#### [Exercise goal]
What lines of the data hold the string "false"? Copy them all.

#### [Dataset extract]
# # # # # # #
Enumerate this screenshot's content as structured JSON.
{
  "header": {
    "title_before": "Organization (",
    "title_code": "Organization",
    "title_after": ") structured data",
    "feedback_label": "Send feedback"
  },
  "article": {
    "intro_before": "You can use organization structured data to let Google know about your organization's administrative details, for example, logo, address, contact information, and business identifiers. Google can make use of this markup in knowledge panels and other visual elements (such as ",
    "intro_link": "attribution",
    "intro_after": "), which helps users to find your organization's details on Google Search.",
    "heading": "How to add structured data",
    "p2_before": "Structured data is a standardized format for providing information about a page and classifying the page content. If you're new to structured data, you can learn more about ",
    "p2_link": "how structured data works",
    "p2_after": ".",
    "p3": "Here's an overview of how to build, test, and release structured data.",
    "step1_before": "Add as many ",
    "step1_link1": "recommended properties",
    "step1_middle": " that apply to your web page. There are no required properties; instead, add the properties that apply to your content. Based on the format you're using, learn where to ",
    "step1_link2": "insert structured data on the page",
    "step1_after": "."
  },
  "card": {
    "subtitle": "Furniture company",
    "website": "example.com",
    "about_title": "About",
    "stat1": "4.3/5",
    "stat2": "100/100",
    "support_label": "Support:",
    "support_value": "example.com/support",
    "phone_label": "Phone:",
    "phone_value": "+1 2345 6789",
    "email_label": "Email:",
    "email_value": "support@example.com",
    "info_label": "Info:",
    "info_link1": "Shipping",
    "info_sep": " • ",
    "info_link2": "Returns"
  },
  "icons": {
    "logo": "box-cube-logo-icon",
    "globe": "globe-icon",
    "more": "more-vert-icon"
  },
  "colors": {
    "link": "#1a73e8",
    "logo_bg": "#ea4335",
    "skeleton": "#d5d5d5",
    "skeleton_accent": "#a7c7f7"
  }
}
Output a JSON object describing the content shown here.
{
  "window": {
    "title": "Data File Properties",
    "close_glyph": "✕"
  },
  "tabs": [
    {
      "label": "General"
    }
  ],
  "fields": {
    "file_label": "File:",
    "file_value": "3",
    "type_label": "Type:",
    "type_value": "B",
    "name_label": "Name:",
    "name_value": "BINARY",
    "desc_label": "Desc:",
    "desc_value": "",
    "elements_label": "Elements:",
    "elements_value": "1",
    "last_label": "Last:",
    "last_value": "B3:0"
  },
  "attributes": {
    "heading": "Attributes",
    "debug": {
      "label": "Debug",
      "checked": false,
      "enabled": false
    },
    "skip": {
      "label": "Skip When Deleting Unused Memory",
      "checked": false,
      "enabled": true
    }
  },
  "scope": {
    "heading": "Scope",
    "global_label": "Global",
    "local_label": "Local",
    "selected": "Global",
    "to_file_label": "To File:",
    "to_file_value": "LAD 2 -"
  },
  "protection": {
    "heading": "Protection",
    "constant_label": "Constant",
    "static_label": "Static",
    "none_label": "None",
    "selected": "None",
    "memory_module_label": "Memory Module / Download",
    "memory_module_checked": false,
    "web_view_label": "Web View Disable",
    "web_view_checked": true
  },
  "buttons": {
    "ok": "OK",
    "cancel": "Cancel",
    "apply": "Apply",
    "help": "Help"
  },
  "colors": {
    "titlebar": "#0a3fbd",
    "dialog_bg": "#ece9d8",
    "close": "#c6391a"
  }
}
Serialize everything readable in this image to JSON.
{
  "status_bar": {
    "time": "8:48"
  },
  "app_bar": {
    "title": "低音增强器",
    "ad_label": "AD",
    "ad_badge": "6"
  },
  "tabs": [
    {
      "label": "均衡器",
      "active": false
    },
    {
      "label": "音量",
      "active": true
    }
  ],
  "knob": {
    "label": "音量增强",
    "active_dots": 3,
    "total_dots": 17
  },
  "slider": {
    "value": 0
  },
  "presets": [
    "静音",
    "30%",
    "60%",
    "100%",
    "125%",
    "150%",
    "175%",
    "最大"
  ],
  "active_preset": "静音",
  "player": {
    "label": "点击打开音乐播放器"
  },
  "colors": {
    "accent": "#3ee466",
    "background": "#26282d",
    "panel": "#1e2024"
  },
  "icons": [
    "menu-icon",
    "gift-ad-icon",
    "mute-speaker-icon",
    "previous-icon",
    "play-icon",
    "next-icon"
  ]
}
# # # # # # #
#### [Answer to the exercise]
      "checked": false,
      "enabled": false
      "checked": false,
    "memory_module_checked": false,
      "active": false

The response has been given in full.